Exclusive from The Hospitality Show: How to combat the rising cost of everything

No one said it was going to be easy. The hospitality industry, largely recovered from the pandemic’s severest economic effects, finds itself now battling the impact of what some observers describe as hyper-inflation.

At The Hospitality Show held earlier this year, how to combat cost increases that continue to chip—some would assert chop—away at profits was the focus of a lively panel moderated by Dana Katz, director of business intelligence/Enterprise Analytics Group for Host Hotels & Resorts. Panelists offering their opinions on how best to wrangle inflation’s challenges and protect the bottom line were: Sarah Gulla, SVP of asset management, Pebblebrook Hotel Trust; Mark Hemmer, president of Vesta Hospitality; and Jyoti Sarolia, co-founder and principal, Ellis Hospitality.

“The reality of owning and operating hotel real estate is that rates are adjusted daily, which can be a built-in inflation hedge,” said Katz, noting hoteliers don’t set the prices, customers do. That said, panelists detailed how their particular companies are coping with inflation. “One of the lessons that we learned in 2020 is that you have to stay actively engaged on a day-to-day basis,” said Sarolia. The company didn’t have a revenue-management person then and has since hired one to handle sales, marketing and revenue-management initiatives, no longer relying on the general managers to do so.

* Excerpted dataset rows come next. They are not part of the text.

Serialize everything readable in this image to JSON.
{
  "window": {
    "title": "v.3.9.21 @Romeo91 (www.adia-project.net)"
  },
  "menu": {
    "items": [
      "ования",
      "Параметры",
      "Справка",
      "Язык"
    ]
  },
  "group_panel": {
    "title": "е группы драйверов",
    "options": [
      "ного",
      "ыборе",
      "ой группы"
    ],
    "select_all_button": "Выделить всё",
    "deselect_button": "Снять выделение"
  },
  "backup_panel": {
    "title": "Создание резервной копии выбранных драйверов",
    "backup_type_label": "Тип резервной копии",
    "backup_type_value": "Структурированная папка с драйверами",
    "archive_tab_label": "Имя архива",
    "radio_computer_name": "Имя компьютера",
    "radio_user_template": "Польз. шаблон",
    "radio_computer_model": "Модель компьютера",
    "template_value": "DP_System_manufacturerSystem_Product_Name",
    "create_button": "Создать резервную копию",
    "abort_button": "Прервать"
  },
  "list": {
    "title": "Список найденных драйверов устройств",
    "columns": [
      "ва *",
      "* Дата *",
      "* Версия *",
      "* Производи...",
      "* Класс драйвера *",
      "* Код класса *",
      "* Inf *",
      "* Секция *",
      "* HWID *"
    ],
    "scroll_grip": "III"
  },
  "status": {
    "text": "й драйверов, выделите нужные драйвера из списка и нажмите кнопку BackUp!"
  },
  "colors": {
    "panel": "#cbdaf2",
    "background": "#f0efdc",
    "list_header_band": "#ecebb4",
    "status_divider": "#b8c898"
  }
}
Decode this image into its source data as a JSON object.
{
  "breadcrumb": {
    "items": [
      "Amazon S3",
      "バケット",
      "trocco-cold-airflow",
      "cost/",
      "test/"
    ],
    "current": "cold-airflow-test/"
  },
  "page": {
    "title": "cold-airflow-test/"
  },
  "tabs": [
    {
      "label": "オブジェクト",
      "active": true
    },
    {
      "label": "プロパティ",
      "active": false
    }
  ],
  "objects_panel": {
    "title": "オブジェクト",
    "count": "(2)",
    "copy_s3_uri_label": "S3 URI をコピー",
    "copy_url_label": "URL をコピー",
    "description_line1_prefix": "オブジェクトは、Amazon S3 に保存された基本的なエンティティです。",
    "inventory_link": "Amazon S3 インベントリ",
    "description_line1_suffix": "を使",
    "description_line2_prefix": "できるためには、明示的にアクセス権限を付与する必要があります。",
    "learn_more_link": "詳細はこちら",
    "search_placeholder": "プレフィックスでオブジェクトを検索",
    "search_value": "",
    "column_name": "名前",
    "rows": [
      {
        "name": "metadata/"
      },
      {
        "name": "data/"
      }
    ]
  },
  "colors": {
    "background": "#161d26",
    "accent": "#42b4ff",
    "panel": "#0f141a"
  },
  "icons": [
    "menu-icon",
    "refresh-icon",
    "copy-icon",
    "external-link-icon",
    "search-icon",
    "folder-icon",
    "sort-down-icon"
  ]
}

She added that sticking strictly to brand standards for offerings like breakfast (i.e., no add-ons) has also helped curb costs.

“When we talk about pricing, it's not just the published rate,” said Gulla. “It’s changing your mix of business, making sure you have the right segmentation and, candidly, making sure that that segmentation represents the most profitable guests.”

Even with dynamic pricing and the ability to adjust prices multiple times a day, Hemmer said having a team in alignment is critical. “If the revenue team, whoever that is at your location, is not aligned with what the goals are, when the hotel has a soft weekend, all of a sudden that becomes a race to the bottom. And the rates drop,” he said.

Looking beyond rate, the panelists noted ancillary revenue streams at properties have proved to be a distinct buffer against rising hotel costs.

“Obviously, in the resort world, there's lots of ancillary revenue streams, whether it's food and beverage, spa, golf, recreation, etc.,” said Gulla. However, she asserted every single hotel can find opportunity by looking for it. Recent successes for Pebblebrook have included rooftop cell-tower leases, F&B space leases and billboards that monetize the exterior of the building. She did stress that while the lure of lease income is enticing, “It still has to work for the hotel at the end of the day.”

With midscale limited-service hotels, Sarolia said Ellis Hospitality has been selective in monetizing some of its hotels. It placed a cell phone tower at a San Diego property, an EMV charging station at a Silicon Valley location and is looking to do breakfast packages within its room rate for a 37-room hotel in San Francisco.

“That brand doesn't require a breakfast. So, we want to offer breakfast but upcharging,” she said. Another area of consideration is charging for parking, not just for guests, but also in corporate markets for commuters.  

The panel agreed that just like implementing late-check-out fees, early check-in is ramping up as the next chargeable guest option.

“We're all famous for the late-check-out fees, and all that does is irritate our customers,” said Hemmer. “They push back; they’re going to score you poorly on their surveys. However, an early-check-in fee pays dividends. People just want to get in the room.” He noted Vesta has implemented such a fee at a number of its properties, and has met with success.

Overall, finding the right associates, managers, suppliers and contractors also is key to hedging against inflation, the panel suggested, as respectively, they can learn to upsell, focus on cross-training, offer deals for volume and do a job sooner than later, when inflation likely will have pushed the price upward.